» **Given records**
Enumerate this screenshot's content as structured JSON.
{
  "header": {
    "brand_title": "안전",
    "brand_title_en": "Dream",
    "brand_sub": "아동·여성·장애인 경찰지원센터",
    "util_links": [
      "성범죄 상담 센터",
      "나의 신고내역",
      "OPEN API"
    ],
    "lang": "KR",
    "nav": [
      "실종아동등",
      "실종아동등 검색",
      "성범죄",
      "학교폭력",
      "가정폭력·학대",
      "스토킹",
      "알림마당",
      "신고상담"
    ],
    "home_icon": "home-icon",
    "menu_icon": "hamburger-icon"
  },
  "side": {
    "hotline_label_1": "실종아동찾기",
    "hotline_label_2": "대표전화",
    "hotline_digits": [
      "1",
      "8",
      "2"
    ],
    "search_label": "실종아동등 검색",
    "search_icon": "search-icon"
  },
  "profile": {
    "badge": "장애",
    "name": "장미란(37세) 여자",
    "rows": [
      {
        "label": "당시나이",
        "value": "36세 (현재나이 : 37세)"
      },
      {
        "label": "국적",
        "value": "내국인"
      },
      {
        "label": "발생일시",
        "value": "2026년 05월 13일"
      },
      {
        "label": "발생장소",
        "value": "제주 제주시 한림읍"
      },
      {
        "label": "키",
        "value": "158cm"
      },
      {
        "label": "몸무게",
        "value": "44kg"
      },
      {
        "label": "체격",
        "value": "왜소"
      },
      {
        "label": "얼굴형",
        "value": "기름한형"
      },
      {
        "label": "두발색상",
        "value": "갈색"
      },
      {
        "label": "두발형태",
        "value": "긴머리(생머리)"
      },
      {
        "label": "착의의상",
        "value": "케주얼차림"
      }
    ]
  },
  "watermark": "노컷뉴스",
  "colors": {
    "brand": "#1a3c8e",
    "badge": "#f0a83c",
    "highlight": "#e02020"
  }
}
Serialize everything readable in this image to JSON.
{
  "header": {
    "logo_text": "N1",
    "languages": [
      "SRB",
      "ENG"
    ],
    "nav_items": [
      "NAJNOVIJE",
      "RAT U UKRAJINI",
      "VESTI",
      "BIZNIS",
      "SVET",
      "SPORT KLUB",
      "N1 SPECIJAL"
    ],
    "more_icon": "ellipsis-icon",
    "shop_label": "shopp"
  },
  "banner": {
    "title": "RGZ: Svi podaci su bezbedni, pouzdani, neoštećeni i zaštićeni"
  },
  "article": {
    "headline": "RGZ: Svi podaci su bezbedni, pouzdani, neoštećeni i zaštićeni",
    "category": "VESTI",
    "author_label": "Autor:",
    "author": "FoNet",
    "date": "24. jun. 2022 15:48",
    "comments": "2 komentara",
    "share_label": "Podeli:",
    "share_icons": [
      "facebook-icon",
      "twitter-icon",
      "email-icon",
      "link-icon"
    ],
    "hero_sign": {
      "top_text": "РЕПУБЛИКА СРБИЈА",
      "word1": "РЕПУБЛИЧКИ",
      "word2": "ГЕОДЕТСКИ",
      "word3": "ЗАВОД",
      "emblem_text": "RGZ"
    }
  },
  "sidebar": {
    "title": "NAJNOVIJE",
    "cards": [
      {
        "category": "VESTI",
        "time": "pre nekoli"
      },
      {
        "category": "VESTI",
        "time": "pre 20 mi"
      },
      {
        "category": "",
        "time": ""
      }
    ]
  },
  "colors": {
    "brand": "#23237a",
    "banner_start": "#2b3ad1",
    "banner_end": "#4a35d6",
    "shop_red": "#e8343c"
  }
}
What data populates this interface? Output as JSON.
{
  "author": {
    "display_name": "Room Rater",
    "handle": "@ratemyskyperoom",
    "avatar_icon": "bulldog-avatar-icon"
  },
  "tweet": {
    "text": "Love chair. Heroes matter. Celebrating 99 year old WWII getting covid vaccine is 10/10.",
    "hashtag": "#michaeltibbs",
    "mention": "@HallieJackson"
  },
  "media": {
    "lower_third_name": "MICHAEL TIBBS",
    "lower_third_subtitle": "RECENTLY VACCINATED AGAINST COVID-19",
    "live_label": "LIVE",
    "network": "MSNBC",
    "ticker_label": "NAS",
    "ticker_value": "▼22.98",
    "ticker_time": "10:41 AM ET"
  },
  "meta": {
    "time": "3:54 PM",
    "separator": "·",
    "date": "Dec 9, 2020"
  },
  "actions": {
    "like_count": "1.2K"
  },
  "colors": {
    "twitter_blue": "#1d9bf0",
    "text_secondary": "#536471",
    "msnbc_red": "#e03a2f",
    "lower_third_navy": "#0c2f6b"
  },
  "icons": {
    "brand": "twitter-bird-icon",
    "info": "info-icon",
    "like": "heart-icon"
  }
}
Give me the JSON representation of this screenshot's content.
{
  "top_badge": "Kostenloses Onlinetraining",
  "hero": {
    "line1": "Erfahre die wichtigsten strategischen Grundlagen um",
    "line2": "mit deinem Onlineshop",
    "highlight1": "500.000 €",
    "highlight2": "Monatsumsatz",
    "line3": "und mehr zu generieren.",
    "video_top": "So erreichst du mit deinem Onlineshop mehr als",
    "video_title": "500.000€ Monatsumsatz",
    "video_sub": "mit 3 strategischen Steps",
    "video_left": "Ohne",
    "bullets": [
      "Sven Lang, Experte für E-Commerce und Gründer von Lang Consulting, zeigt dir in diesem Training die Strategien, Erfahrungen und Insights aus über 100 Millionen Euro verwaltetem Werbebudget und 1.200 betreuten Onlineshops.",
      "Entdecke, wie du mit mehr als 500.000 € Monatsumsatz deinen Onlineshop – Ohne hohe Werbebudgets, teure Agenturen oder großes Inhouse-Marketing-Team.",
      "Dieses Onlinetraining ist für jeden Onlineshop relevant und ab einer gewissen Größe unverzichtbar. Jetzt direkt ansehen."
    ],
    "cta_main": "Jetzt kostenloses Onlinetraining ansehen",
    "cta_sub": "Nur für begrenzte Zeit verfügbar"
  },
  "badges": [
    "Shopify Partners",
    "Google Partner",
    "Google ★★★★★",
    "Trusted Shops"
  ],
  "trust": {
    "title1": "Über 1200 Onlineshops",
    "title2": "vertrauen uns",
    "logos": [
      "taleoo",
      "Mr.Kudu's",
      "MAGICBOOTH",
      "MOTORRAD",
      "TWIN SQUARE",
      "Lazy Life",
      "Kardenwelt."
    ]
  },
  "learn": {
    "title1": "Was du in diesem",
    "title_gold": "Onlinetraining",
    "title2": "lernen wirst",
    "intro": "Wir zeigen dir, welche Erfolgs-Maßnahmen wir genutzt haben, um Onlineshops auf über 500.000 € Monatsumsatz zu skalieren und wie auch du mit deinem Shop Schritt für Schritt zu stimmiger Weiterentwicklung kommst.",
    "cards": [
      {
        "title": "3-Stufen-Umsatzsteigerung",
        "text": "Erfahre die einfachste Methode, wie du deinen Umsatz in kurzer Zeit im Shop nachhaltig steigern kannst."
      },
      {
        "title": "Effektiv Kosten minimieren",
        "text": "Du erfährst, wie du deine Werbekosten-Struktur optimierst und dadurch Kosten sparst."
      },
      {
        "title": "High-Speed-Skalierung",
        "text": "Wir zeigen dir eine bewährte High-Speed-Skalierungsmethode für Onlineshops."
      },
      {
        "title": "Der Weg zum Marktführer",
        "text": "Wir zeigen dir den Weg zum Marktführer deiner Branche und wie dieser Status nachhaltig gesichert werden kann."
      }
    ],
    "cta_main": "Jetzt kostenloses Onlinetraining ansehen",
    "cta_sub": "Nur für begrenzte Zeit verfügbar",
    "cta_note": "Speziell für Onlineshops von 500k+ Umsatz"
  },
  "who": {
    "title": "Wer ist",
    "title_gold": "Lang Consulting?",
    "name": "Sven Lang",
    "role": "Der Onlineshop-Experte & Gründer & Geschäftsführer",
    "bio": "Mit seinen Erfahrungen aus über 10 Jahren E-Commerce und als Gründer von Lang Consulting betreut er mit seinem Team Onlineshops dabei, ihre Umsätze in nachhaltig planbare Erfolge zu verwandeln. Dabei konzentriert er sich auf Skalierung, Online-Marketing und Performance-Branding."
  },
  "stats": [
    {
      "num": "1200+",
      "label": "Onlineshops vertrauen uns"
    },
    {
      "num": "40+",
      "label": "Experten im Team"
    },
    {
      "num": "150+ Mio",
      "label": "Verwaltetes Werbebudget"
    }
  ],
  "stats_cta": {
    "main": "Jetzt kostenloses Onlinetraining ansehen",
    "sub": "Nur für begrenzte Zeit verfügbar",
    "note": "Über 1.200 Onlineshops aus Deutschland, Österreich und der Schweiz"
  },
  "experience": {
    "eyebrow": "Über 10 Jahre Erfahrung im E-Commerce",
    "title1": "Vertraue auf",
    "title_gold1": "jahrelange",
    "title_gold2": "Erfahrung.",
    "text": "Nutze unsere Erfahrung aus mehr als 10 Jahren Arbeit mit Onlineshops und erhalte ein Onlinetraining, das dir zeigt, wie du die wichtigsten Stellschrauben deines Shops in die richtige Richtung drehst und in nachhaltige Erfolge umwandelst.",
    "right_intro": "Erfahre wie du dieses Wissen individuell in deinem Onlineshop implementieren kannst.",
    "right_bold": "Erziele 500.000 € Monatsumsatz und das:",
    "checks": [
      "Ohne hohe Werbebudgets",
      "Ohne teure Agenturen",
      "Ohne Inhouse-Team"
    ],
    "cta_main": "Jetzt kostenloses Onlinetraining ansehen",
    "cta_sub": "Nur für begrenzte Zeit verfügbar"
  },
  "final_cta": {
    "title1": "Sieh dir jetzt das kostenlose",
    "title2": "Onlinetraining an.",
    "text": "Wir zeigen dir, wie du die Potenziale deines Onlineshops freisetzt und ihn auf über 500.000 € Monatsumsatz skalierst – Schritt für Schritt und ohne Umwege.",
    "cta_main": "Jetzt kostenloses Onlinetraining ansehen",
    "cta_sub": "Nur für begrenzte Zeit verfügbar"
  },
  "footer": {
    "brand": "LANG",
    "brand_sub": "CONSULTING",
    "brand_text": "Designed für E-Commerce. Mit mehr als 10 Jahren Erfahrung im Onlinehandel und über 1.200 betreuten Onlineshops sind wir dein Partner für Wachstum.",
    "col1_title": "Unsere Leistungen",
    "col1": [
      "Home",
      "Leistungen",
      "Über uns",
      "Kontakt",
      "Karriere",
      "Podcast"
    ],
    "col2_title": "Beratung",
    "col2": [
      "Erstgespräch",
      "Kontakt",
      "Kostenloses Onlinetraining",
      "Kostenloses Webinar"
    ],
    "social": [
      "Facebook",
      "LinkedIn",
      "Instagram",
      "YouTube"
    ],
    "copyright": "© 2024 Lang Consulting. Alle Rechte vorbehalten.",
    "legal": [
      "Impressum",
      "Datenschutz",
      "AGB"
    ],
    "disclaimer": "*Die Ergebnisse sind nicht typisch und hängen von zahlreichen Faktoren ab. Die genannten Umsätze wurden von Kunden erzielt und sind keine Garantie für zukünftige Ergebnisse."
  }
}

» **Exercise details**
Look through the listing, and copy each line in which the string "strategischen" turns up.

» **Exercise output**
    "line1": "Erfahre die wichtigsten strategischen Grundlagen um",
    "video_sub": "mit 3 strategischen Steps",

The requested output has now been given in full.